Please note: you are viewing unit and programme information for a past academic year. Please see the current academic year for up to date information.

Unit name Chemistry for Physical Scientists
Unit code CHEM10800
Credit points 20
Level of study C/4
Teaching block(s) Teaching Block 2 (weeks 13 - 24)
Unit director Dr. Chris Russell
Open unit status Not open

CHEM10600 Introductory Chemistry



School/department School of Chemistry
Faculty Faculty of Science

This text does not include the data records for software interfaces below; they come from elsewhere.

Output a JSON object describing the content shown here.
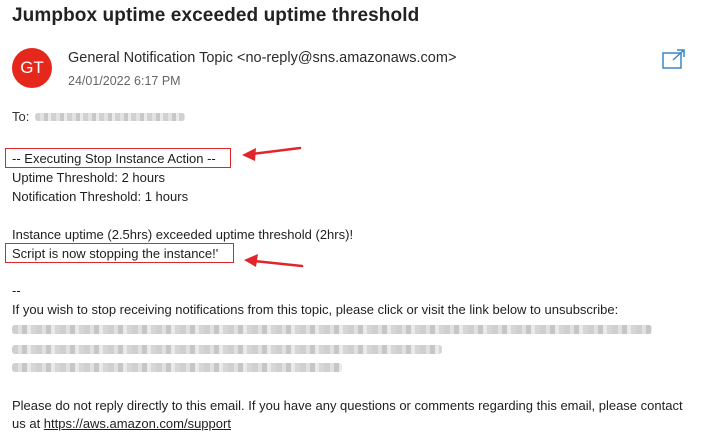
{
  "email": {
    "subject": "Jumpbox uptime exceeded uptime threshold",
    "avatar_initials": "GT",
    "avatar_color": "#e6271c",
    "sender": "General Notification Topic <no-reply@sns.amazonaws.com>",
    "date": "24/01/2022 6:17 PM",
    "popout_icon": "open-in-new-window-icon",
    "to_label": "To:"
  },
  "body": {
    "line1": "-- Executing Stop Instance Action --",
    "line2": "Uptime Threshold: 2 hours",
    "line3": "Notification Threshold: 1 hours",
    "line4": "Instance uptime (2.5hrs) exceeded uptime threshold (2hrs)!",
    "line5": "Script is now stopping the instance!'",
    "separator": "--",
    "unsubscribe_text": "If you wish to stop receiving notifications from this topic, please click or visit the link below to unsubscribe:",
    "footer_line1": "Please do not reply directly to this email. If you have any questions or comments regarding this email, please contact",
    "footer_us_at": "us at ",
    "support_link": "https://aws.amazon.com/support"
  },
  "annotations": {
    "highlight_color": "#e0262a"
  }
}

This unit builds on fundamental themes introduced in Introductory Chemistry (CHEM10600) in the areas of main group chemistry, spectroscopy and thermodynamics.. Key topics include periodicity, solid-state chemistry, quantum mechanics, vibrational and rotational spectroscopy, forces and supramolecular interactions. The content provides a foundation for students going on to take chemistry in the second year and physical science students who are not but who nevertheless require a good knowledge of these aspects of chemistry.

This unit aims to provide students with a foundation in the chemistry of the elements and spectroscopic ideas that, for those who continue with chemistry, will be developed throughout their studies. The relevance of these fundamental reactions are illustrated with real world examples to set them in context in the modern scientific world.

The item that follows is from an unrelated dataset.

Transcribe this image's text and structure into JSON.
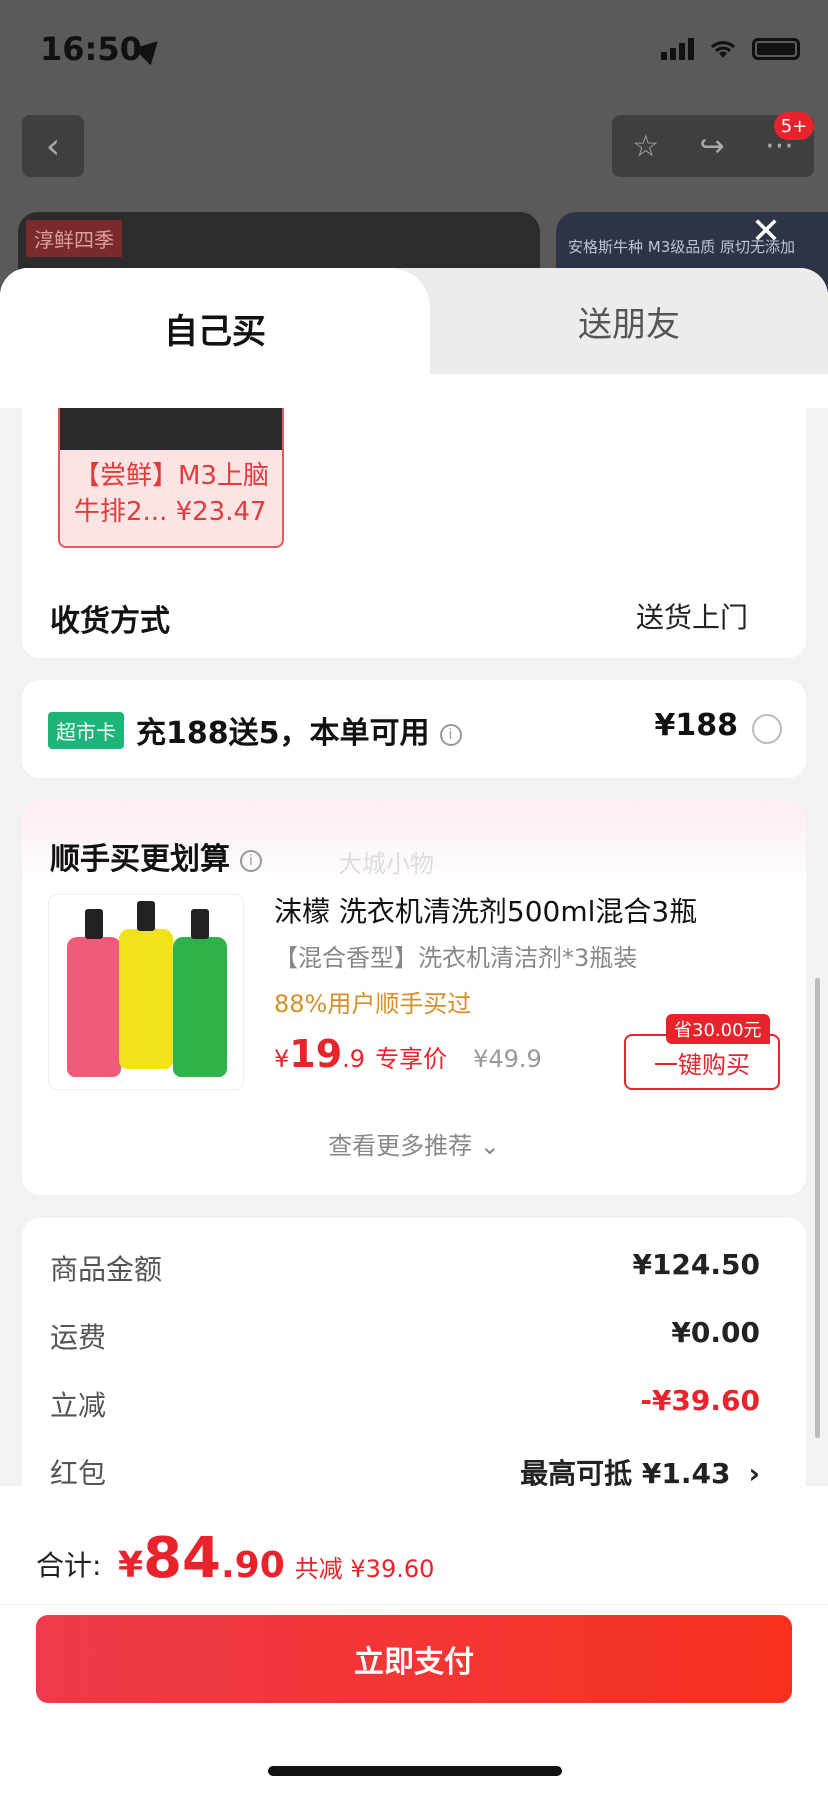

" To provide students with an appreciation of key concepts in physical and inorganic chemistry.

" To develop in students fundamental practical skills

Intended learning outcomes

  • Appreciation of periodicity and its implications to structure and bonding
  • Understanding of lattices and the structure of solids
  • Basic understanding of the Schrodinger equation; wavefunctions and quantization.
  • Spectroscopy as transition between states: Rotational and Vibrational states
  • Understand how non-bonded interactions arise and compare them to conventional bonding.
  • Importance of non-bonded interactions in gases, liquids and large molecules.
  • Appreciation of entropy and its relation to spontaneous change
  • Understand reasons for the formation of chemical equilibria and phase behaviour.
  • An ability to use simple laboratory apparatus, follow instructions and operate in a safe manner.
  • An appreciation of interrelationship between all branches of chemistry and between theory and applications.

Teaching details

Lectures, medium group tutorials, laboratory sessions and independent study. The Dynamic Laboratory Manual provides important e-learning resource in advance of (and during) the laboratory sessions. A small amount pre-tutorial online material will be provided to assist students with tutorial work. Self test MCQs.

2.5 lectures per week for 14 weeks @ 3 hours per lecture 105 hours

9 practicals @ 5.5 hours 50 hours

7 tutorials @ 3 hours 21 hours

3 self-study MCQs @ 2 hours 6 hours

TOTAL 182 hours

Assessment Details

Students will be continuously assessed in laboratory work (summative and formative)(15%). Students will be assessed on this unit by a single 2-hour written exam (summative, 85%).

Reading and References

Essential reading will be from the following books:

Atkins’ Physical Chemistry, 10th Edition, P W Atkins and J de Paula, Oxford University Press 2014 .

Inorganic Chemistry 6th Edition, M Weller, T Overton, J Rourke and F Armstrong, Oxford University Press 2014.

Further reading from Periodicity in the s- and p-block Elements, N C Norman, Oxford Primer, 1997.